  9. ^ The Saturday Review, 18 June 1870, reprinted in Dwight's Journal of Music (30 July 1870) p. 282
  10. ^ De Retz (26 June 1870) p. 237. Original French: "On a dit de l'opéra de Campana que c'était un nouvel 'Album de mélodies' de l'auteur. Bah ! N'a-t-on pas dit ici que la 'Favorite' de Donizetti était une romance en cinq actes? L'avenir prouvera qui a tort ou raison."
  11. ^ Durbè (1980) p. 147
  12. ^ Librettist and premiere information in this section is based on Ambìveri (1998) p. 33 and Casaglia (2005)
  13. ^ Archives of the Fondazione Roselli, which also has a scan of the lyrics
  14. ^ Durbè (1980) p. 149
  15. ^ Catalogue of the Biblioteca Labronica. The work was called La gioia livornese per la concessa Guardia Civica (Livornese Joy at the Concession of the Civil Guard).
  16. ^ Bianconi and Pestelli (1998) p. 159
  17. ^ Henry Hersee (1820–96) was a music critic, librettist, and translator of many operas into English.
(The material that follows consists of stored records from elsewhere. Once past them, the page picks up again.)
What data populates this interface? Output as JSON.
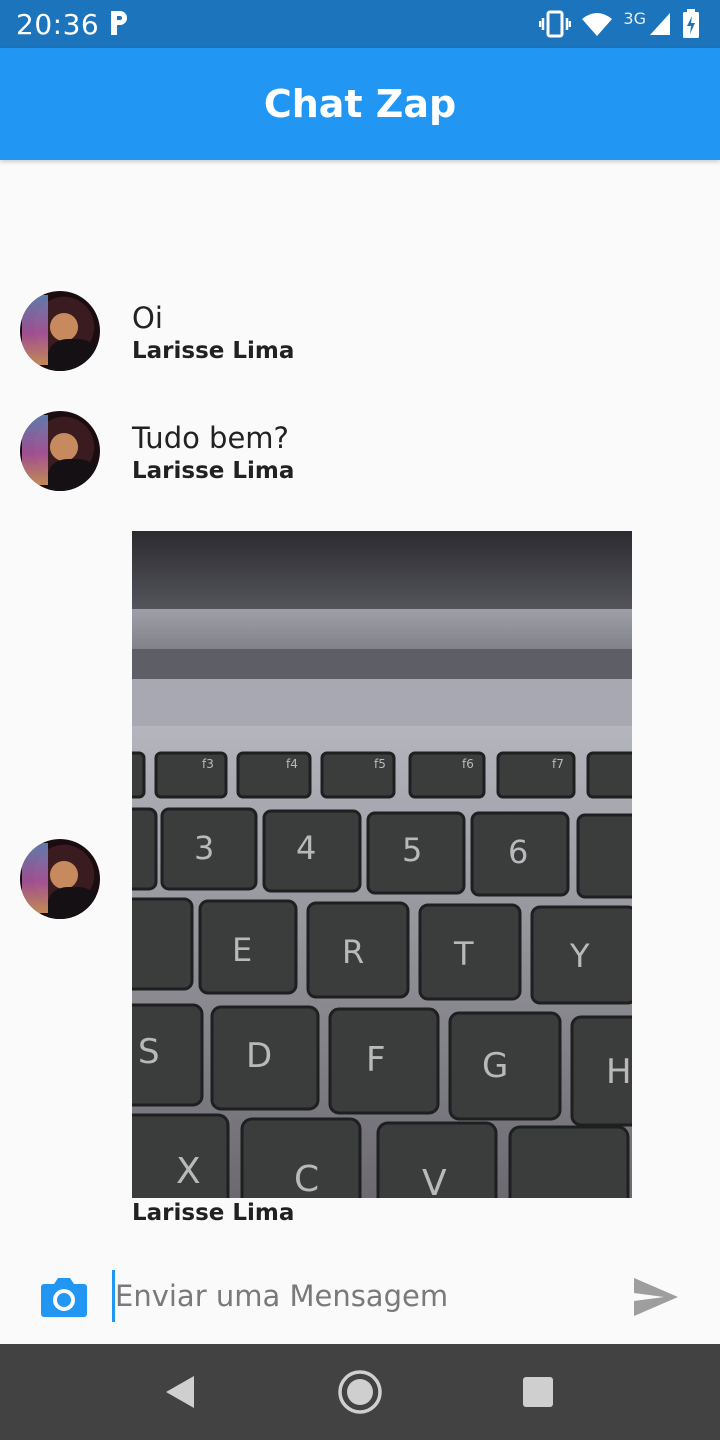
{
  "status_bar": {
    "time": "20:36",
    "network": "3G",
    "icons": [
      "parking-icon",
      "vibrate-icon",
      "wifi-icon",
      "signal-icon",
      "battery-charging-icon"
    ]
  },
  "app_bar": {
    "title": "Chat Zap"
  },
  "messages": [
    {
      "text": "Oi",
      "sender": "Larisse Lima",
      "type": "text"
    },
    {
      "text": "Tudo bem?",
      "sender": "Larisse Lima",
      "type": "text"
    },
    {
      "sender": "Larisse Lima",
      "type": "image",
      "image_desc_icon": "keyboard-photo"
    }
  ],
  "composer": {
    "placeholder": "Enviar uma Mensagem",
    "camera_icon": "camera-icon",
    "send_icon": "send-icon"
  },
  "nav_bar": {
    "icons": [
      "back-icon",
      "home-icon",
      "recents-icon"
    ]
  },
  "colors": {
    "primary": "#2196f3",
    "status_bar": "#1c74bd",
    "nav_bar": "#424242",
    "background": "#fafafa"
  }
}
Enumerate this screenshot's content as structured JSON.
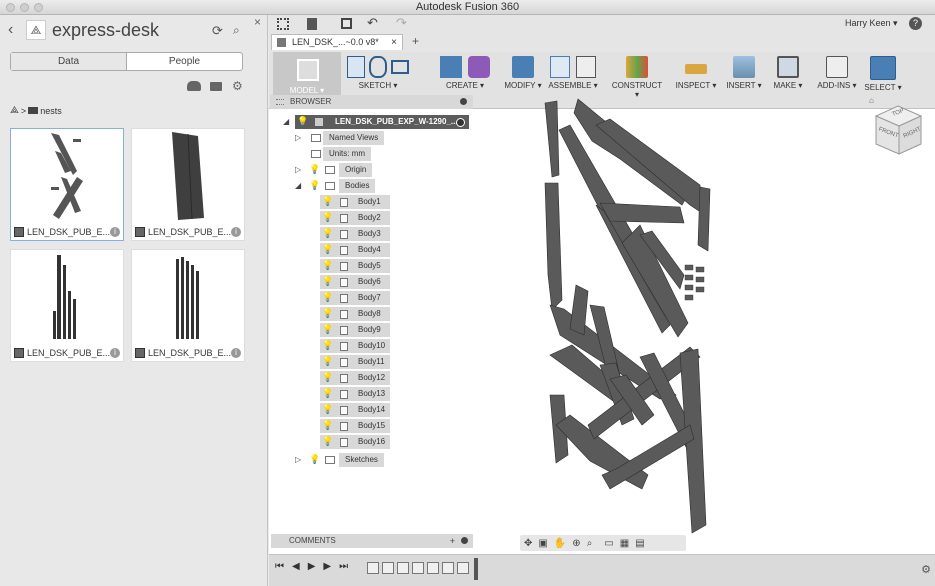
{
  "window": {
    "title": "Autodesk Fusion 360"
  },
  "left_panel": {
    "project_title": "express-desk",
    "tabs": [
      {
        "label": "Data"
      },
      {
        "label": "People"
      }
    ],
    "breadcrumb_sep": ">",
    "breadcrumb_folder": "nests",
    "files": [
      {
        "name": "LEN_DSK_PUB_E..."
      },
      {
        "name": "LEN_DSK_PUB_E..."
      },
      {
        "name": "LEN_DSK_PUB_E..."
      },
      {
        "name": "LEN_DSK_PUB_E..."
      }
    ]
  },
  "header": {
    "user": "Harry Keen ▾",
    "help": "?"
  },
  "doc_tab": {
    "label": "LEN_DSK_...~0.0 v8*"
  },
  "toolbar": {
    "model": "MODEL ▾",
    "sketch": "SKETCH ▾",
    "create": "CREATE ▾",
    "modify": "MODIFY ▾",
    "assemble": "ASSEMBLE ▾",
    "construct": "CONSTRUCT ▾",
    "inspect": "INSPECT ▾",
    "insert": "INSERT ▾",
    "make": "MAKE ▾",
    "addins": "ADD-INS ▾",
    "select": "SELECT ▾"
  },
  "browser": {
    "title": "BROWSER",
    "root": "LEN_DSK_PUB_EXP_W-1290_...",
    "named_views": "Named Views",
    "units": "Units: mm",
    "origin": "Origin",
    "bodies": "Bodies",
    "body_items": [
      "Body1",
      "Body2",
      "Body3",
      "Body4",
      "Body5",
      "Body6",
      "Body7",
      "Body8",
      "Body9",
      "Body10",
      "Body11",
      "Body12",
      "Body13",
      "Body14",
      "Body15",
      "Body16"
    ],
    "sketches": "Sketches"
  },
  "comments": {
    "title": "COMMENTS"
  },
  "viewcube": {
    "top": "TOP",
    "front": "FRONT",
    "right": "RIGHT"
  },
  "colors": {
    "accent": "#4a7fb5",
    "bulb": "#e8c200",
    "part": "#5a5a5a"
  }
}
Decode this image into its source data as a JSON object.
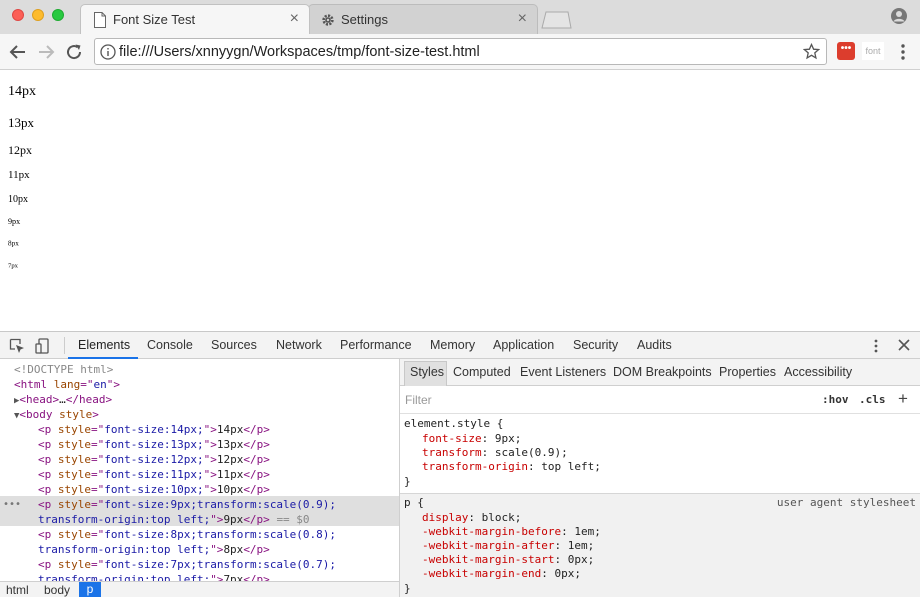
{
  "tabs": [
    {
      "title": "Font Size Test",
      "icon": "page-icon",
      "active": true
    },
    {
      "title": "Settings",
      "icon": "gear-icon",
      "active": false
    }
  ],
  "toolbar": {
    "url": "file:///Users/xnnyygn/Workspaces/tmp/font-size-test.html",
    "ext_font_label": "font"
  },
  "page": {
    "lines": [
      {
        "text": "14px",
        "font_size": 14,
        "scale": 1
      },
      {
        "text": "13px",
        "font_size": 13,
        "scale": 1
      },
      {
        "text": "12px",
        "font_size": 12,
        "scale": 1
      },
      {
        "text": "11px",
        "font_size": 11,
        "scale": 1
      },
      {
        "text": "10px",
        "font_size": 10,
        "scale": 1
      },
      {
        "text": "9px",
        "font_size": 9,
        "scale": 0.9
      },
      {
        "text": "8px",
        "font_size": 8,
        "scale": 0.8
      },
      {
        "text": "7px",
        "font_size": 7,
        "scale": 0.7
      }
    ]
  },
  "devtools": {
    "tabs": [
      "Elements",
      "Console",
      "Sources",
      "Network",
      "Performance",
      "Memory",
      "Application",
      "Security",
      "Audits"
    ],
    "active_tab": "Elements",
    "dom": {
      "doctype": "<!DOCTYPE html>",
      "html_open": "<html lang=\"en\">",
      "head": "<head>…</head>",
      "body_open": "<body style>",
      "selected_suffix": "== $0"
    },
    "breadcrumbs": [
      "html",
      "body",
      "p"
    ],
    "styles_tabs": [
      "Styles",
      "Computed",
      "Event Listeners",
      "DOM Breakpoints",
      "Properties",
      "Accessibility"
    ],
    "filter_placeholder": "Filter",
    "hov_label": ":hov",
    "cls_label": ".cls",
    "element_style": {
      "selector": "element.style {",
      "props": [
        {
          "name": "font-size",
          "value": "9px;"
        },
        {
          "name": "transform",
          "value": "scale(0.9);"
        },
        {
          "name": "transform-origin",
          "value": "top left;"
        }
      ],
      "close": "}"
    },
    "ua_rule": {
      "selector": "p {",
      "source": "user agent stylesheet",
      "props": [
        {
          "name": "display",
          "value": "block;"
        },
        {
          "name": "-webkit-margin-before",
          "value": "1em;"
        },
        {
          "name": "-webkit-margin-after",
          "value": "1em;"
        },
        {
          "name": "-webkit-margin-start",
          "value": "0px;"
        },
        {
          "name": "-webkit-margin-end",
          "value": "0px;"
        }
      ],
      "close": "}"
    }
  }
}
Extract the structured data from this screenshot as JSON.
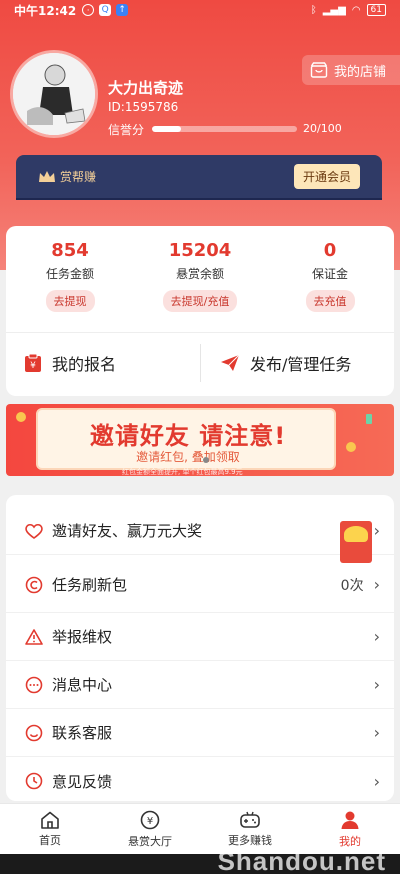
{
  "status_bar": {
    "time": "中午12:42",
    "battery": "61"
  },
  "profile": {
    "name": "大力出奇迹",
    "id_text": "ID:1595786",
    "credit_label": "信誉分",
    "credit_value": "20/100",
    "credit_fraction": 0.2,
    "shop_label": "我的店铺"
  },
  "vip": {
    "title": "赏帮赚",
    "button": "开通会员"
  },
  "stats": [
    {
      "value": "854",
      "label": "任务金额",
      "action": "去提现"
    },
    {
      "value": "15204",
      "label": "悬赏余额",
      "action": "去提现/充值"
    },
    {
      "value": "0",
      "label": "保证金",
      "action": "去充值"
    }
  ],
  "quick_actions": {
    "signup": "我的报名",
    "publish": "发布/管理任务"
  },
  "banner": {
    "headline": "邀请好友 请注意!",
    "sub": "邀请红包, 叠加领取",
    "tip": "红包金额全面提升, 单个红包最高9.9元"
  },
  "menu": [
    {
      "label": "邀请好友、赢万元大奖",
      "icon": "heart-icon",
      "value": ""
    },
    {
      "label": "任务刷新包",
      "icon": "refresh-coin-icon",
      "value": "0次"
    },
    {
      "label": "举报维权",
      "icon": "warning-icon",
      "value": ""
    },
    {
      "label": "消息中心",
      "icon": "message-icon",
      "value": ""
    },
    {
      "label": "联系客服",
      "icon": "service-icon",
      "value": ""
    },
    {
      "label": "意见反馈",
      "icon": "clock-icon",
      "value": ""
    }
  ],
  "tabs": [
    {
      "label": "首页",
      "icon": "home-icon"
    },
    {
      "label": "悬赏大厅",
      "icon": "yen-coin-icon"
    },
    {
      "label": "更多赚钱",
      "icon": "gamepad-icon"
    },
    {
      "label": "我的",
      "icon": "person-icon"
    }
  ],
  "watermark": "Shandou.net",
  "colors": {
    "primary": "#e23a2f",
    "header": "#ef4a42",
    "vip_bg": "#2f3a66",
    "vip_text": "#f3cf98"
  }
}
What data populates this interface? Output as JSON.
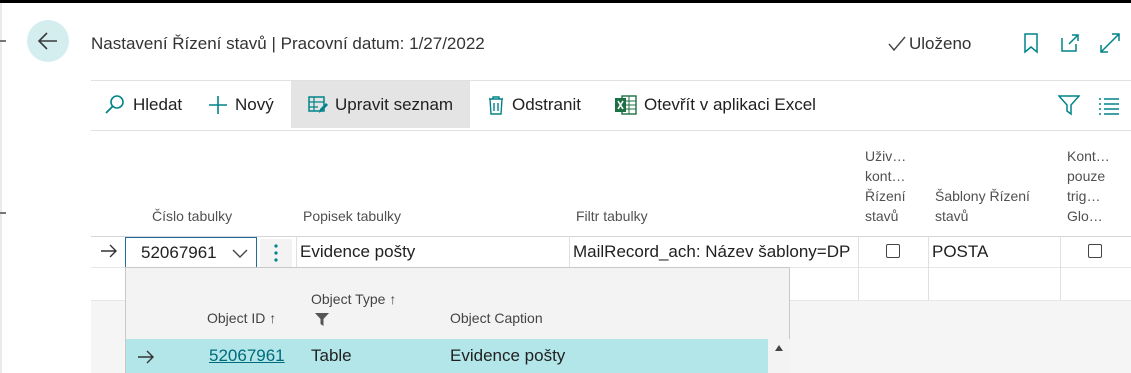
{
  "header": {
    "title": "Nastavení Řízení stavů | Pracovní datum: 1/27/2022",
    "saved_label": "Uloženo"
  },
  "actions": {
    "search": "Hledat",
    "new": "Nový",
    "edit_list": "Upravit seznam",
    "delete": "Odstranit",
    "open_excel": "Otevřít v aplikaci Excel"
  },
  "columns": {
    "table_no": "Číslo tabulky",
    "table_caption": "Popisek tabulky",
    "table_filter": "Filtr tabulky",
    "user_control": [
      "Uživ…",
      "kont…",
      "Řízení",
      "stavů"
    ],
    "templates": [
      "Šablony Řízení",
      "stavů"
    ],
    "trigger_only": [
      "Kont…",
      "pouze",
      "trig…",
      "Glo…"
    ]
  },
  "rows": [
    {
      "table_no": "52067961",
      "table_caption": "Evidence pošty",
      "table_filter": "MailRecord_ach: Název šablony=DP",
      "user_control": false,
      "templates": "POSTA",
      "trigger_only": false
    }
  ],
  "lookup": {
    "headers": {
      "object_id": "Object ID",
      "object_type": "Object Type",
      "object_caption": "Object Caption",
      "sort_arrow": "↑"
    },
    "rows": [
      {
        "object_id": "52067961",
        "object_type": "Table",
        "object_caption": "Evidence pošty"
      }
    ]
  },
  "colors": {
    "accent": "#008489",
    "selected_row": "#b3e6e9",
    "back_button": "#d4eef0"
  }
}
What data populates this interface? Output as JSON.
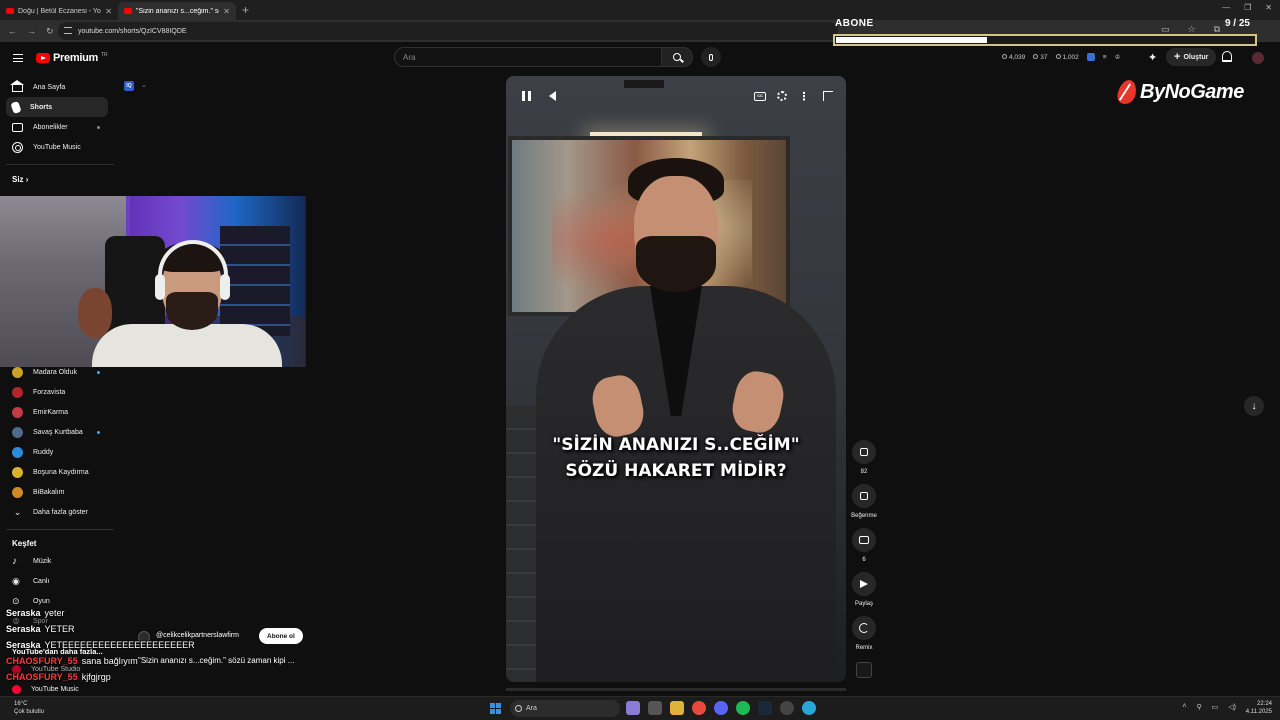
{
  "browser": {
    "tabs": [
      {
        "label": "Doğu | Betül Eczanesi - YouTube",
        "active": false
      },
      {
        "label": "\"Sizin ananızı s...ceğim.\" söz",
        "active": true
      }
    ],
    "url": "youtube.com/shorts/QzICV88IQDE"
  },
  "goal": {
    "title": "ABONE",
    "count": "9 / 25",
    "progress": 0.36
  },
  "header": {
    "logo_text": "Premium",
    "logo_sup": "TR",
    "search_placeholder": "Ara",
    "stats": [
      "4,039",
      "37",
      "1,002"
    ],
    "create_label": "Oluştur"
  },
  "brand": {
    "name": "ByNoGame"
  },
  "sidebar": {
    "main": [
      {
        "label": "Ana Sayfa",
        "icon": "home-icon"
      },
      {
        "label": "Shorts",
        "icon": "shorts-icon",
        "active": true
      },
      {
        "label": "Abonelikler",
        "icon": "subscriptions-icon"
      },
      {
        "label": "YouTube Music",
        "icon": "music-icon"
      }
    ],
    "you_label": "Siz",
    "subscriptions": [
      {
        "label": "Madara Olduk",
        "color": "#c9a227",
        "dot": true
      },
      {
        "label": "Forzavista",
        "color": "#b2252c"
      },
      {
        "label": "EmirKarma",
        "color": "#c53a46"
      },
      {
        "label": "Savaş Kurtbaba",
        "color": "#4e6c8a",
        "dot": true
      },
      {
        "label": "Ruddy",
        "color": "#2a8bd8"
      },
      {
        "label": "Boşuna Kaydırma",
        "color": "#d9b12c"
      },
      {
        "label": "BiBakalım",
        "color": "#d08a22"
      }
    ],
    "show_more": "Daha fazla göster",
    "explore_title": "Keşfet",
    "explore": [
      {
        "label": "Müzik",
        "icon": "music-note-icon"
      },
      {
        "label": "Canlı",
        "icon": "live-icon"
      },
      {
        "label": "Oyun",
        "icon": "gaming-icon"
      },
      {
        "label": "Spor",
        "icon": "trophy-icon"
      }
    ],
    "more_from": "YouTube'dan daha fazla...",
    "studio": "YouTube Studio",
    "music2": "YouTube Music"
  },
  "video": {
    "caption_line1": "\"SİZİN ANANIZI S..CEĞİM\"",
    "caption_line2": "SÖZÜ HAKARET MİDİR?",
    "channel": "@celikcelikpartnerslawfirm",
    "subscribe": "Abone ol",
    "title": "\"Sizin ananızı s...ceğim.\" sözü zaman kipi ..."
  },
  "actions": {
    "like_count": "82",
    "dislike_label": "Beğenme",
    "comments_count": "6",
    "share_label": "Paylaş",
    "remix_label": "Remix"
  },
  "chat": [
    {
      "user": "Seraska",
      "msg": "yeter",
      "color": "#ffffff"
    },
    {
      "user": "Seraska",
      "msg": "YETER",
      "color": "#ffffff"
    },
    {
      "user": "Seraska",
      "msg": "YETEEEEEEEEEEEEEEEEEEEEER",
      "color": "#ffffff"
    },
    {
      "user": "CHAOSFURY_55",
      "msg": "sana bağlıyım",
      "color": "#ff3b3b"
    },
    {
      "user": "CHAOSFURY_55",
      "msg": "kjfgjrgp",
      "color": "#ff3b3b"
    }
  ],
  "taskbar": {
    "temp": "16°C",
    "weather": "Çok bulutlu",
    "search": "Ara",
    "time": "22:24",
    "date": "4.11.2025"
  },
  "cg_badge": "IQ"
}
  18. ^ Farjeon (1941) pp. 61 and 154. For a review of the novel, see "Victorian Satire", The Argus, 1 March 1941, p. 6.


  • Ambìveri, Corrado, "Fabio Campana", Operisti minori dell'800 italiano, Gremese Editore, 1998, pp. 32–33. ISBN 88-7742-263-7 (in Italian)
  • Bianconi, Lorenzo and Pestelli, Giorgio, Opera Production and its Resources (translated by Lydia G. Cochrane), University of Chicago Press, 1998. ISBN 0-226-04590-0
  • Casaglia, Gherardo (2005). "Fabio Campana". L'Almanacco di Gherardo Casaglia (in Italian).
  • De Retz, "Saison de Londres", Le Ménestrel, 26 June 1870 pp. 236–237 (in French)
  • Durbè, Vera (ed.), La Giovinezza di Fattori: Catalogo della mostra al Cisternino del Poccianti: Livorno, ottobre–dicembre 1980, De Luca, 1980 (in Italian)
  • Dwight's Journal of Music, "The Italian Operas in London—Covent Garden", Vol 30, No. 10, 30 July 1870, pp. 282–283
  • Farjeon, Eleanor, Miss Gransby's Secret, Simon and Schuster, 1941
  • Forbes, Elizabeth, "Campana, Fabio", Grove Music Online, Accessed via subscription 25 September 2010
  • Lunn, Henry C. "The London Musical Season", The Musical Times, Vol. 15, No. 343, 1 September 1871, pp. 199–202 .
  • Sanvitale, Francesco, La romanza italiana da salotto, EDT srl, 2002. ISBN 88-7063-615-1 (in Italian)
  • The Musical World, "Her Majesty's Theatre", 28 April 1860, p. 273

External links[edit]